Like the famous folk singer Joni Mitchell, team leader Liz Varney has looked at clouds from both sides--of the White Mountains, that is. On June 3, 2007, amid ominous storm clouds, she and co-leader Beth Grierson led hikers over the rocky summit of Mount Chocorua. One week later, Liz had her head in the clouds again when she joined six other Wilderness Heals hikers as they trekked over Mounts Lincoln and Lafayette. Here, she shares her photographs from both hikes. Above: The 3,490-foot Mount Chocorua looms in the distance.

Danielle climbs the slippery slabs leading to the summit of Mount Chocorua.

Sandy and Beth scramble over rocks.

Sue, Beth, and Mary summit Mount Chocorua.

Liz summits Mount Chocorua.

Gathering storm clouds indicated that it was time to get below treeline. Thankfully, the rain held until the hikers were headed back to Boston.

During the hike over Mounts Lincoln and Lafayette, hikers took a short break at Shining Rock.

Clouds are seen from the Franconia Ridge Trail.

Mounts Lincoln and Lafayette are seen from Little Haystack.

Clouds billow across the ridge.

Liz enjoys the view.

More cloud cover.

Still more clouds.

Laura, Liz, Jocelyn, Karin, Jenn, Linda, and Danielle smile at the top of Mount Lincoln.

Jenn is tuckered out.

More Photos from Memorial Day Weekend

First-year hiker Nika Stoop recently submitted photographs from her first training hike over Mount Morgan and Mount Percival.
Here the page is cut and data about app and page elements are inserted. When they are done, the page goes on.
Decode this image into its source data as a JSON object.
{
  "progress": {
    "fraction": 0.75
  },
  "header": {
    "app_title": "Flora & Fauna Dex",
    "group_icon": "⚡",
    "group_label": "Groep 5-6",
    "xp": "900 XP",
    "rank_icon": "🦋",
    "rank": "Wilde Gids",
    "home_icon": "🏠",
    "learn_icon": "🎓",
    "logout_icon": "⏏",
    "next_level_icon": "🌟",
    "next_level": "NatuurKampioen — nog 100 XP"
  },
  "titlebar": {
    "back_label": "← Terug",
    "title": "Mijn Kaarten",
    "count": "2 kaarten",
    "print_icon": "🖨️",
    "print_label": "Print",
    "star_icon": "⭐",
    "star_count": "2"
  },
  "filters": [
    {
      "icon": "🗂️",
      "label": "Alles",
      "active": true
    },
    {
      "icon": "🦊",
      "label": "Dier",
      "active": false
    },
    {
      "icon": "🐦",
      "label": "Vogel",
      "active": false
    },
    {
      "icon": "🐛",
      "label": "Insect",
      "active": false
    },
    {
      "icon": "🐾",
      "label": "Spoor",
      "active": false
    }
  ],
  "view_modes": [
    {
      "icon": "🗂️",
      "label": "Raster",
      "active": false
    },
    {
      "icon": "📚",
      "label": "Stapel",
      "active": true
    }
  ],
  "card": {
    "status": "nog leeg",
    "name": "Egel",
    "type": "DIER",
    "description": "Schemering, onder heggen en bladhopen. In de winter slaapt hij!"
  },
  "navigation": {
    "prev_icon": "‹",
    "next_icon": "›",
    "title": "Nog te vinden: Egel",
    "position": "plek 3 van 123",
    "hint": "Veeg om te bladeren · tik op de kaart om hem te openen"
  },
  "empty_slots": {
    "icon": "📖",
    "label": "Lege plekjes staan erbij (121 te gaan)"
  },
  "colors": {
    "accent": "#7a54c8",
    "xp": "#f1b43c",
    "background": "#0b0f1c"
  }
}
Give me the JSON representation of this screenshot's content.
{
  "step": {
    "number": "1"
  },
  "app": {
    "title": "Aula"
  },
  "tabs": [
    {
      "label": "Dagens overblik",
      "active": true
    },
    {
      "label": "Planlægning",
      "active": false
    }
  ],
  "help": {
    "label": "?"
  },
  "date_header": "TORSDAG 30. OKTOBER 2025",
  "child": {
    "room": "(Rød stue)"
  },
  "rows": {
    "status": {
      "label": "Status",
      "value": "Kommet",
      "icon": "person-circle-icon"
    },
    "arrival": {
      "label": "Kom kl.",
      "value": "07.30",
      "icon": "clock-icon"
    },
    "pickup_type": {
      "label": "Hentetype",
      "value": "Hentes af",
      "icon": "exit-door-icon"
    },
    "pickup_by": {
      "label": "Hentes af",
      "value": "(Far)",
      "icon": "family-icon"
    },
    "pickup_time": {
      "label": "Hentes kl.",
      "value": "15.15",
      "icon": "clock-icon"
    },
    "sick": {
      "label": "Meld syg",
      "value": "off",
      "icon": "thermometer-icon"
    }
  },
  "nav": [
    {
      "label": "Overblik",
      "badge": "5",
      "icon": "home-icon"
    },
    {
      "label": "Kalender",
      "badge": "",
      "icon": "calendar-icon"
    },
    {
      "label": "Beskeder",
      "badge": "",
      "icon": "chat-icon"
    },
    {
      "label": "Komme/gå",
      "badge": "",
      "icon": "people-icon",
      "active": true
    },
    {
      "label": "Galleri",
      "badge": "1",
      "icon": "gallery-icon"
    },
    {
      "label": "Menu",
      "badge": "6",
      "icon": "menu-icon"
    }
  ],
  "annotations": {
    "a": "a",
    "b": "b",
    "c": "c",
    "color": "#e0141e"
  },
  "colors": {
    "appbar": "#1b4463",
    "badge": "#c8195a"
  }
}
Nika is originally from Alaska, and she learned about Wilderness Heals when she met Beth Grierson--who was leading a recruitment hike--at Middlesex Fells. Nika has two dogs who love to hike and camp with her. Above: Hikers gather at the summit of Mount Percival.

Vonda, Susan, and Lucy make their way up the trail.

Sue takes a break on her way to the summit of Mount Percival.

The Squam Lakes are seen from the summit of Mount Percival.

Margaret helps Lucy adjust her pack.

Tuesday, June 12, 2007

A Tale of Two Mountains

On June 10, 2007, second-year Wilderness Heals hiker Jocelyn Gould attended her first training hike of the season: the classic 9-mile loop over the 5,089-foot Mount Lincoln and the 5,260-foot Mount Lafayette. Many Wilderness Heals hikers cite this loop as their favorite hike in the White Mountains because it features lovely stream crossings, waterfalls, alpine vegetation, two 4,000-foot peaks, gorgeous views, a ridgewalk, and a stop at Greenleaf Hut. Above: Jocelyn stands at the summit of Mount Lincoln.

The Falling Waters Trail is aptly named.

Danielle climbs through a rocky crevice.

Shortly before reaching the alpine zone, hikers came to Shining Rock, which can be accessed from a spur trail off of the Falling Waters Trail.

Shining Rock gets its name from the water that constantly trickles down its steep cliffs. The cliffs can be seen glistening from the highway far below.

The gnome pictured in the photograph above is Larry, Jocelyn's traveling pirate. Larry is a wooden bank that Jocelyn takes on all of her hiking trips. Here is Larry, shortly after he entered the alpine zone.

Here is Larry atop Little Haystack, the first summit of the day. From there, hikers made their way across the ridge to Mounts Lincoln and Lafayette.

Hikers climb up the Franconia Ridge Trail.

Mount Lincoln is seen from the ridge.

Jocelyn's feet are firmly planted at the summit of Mount Lafayette.

Larry sits at the summit of Mount Lafayette.

Before heading back to the trailhead via the Old Bridal Path, hikers stopped at Greenleaf Hut to rest, eat some snacks, and refill their water bottles.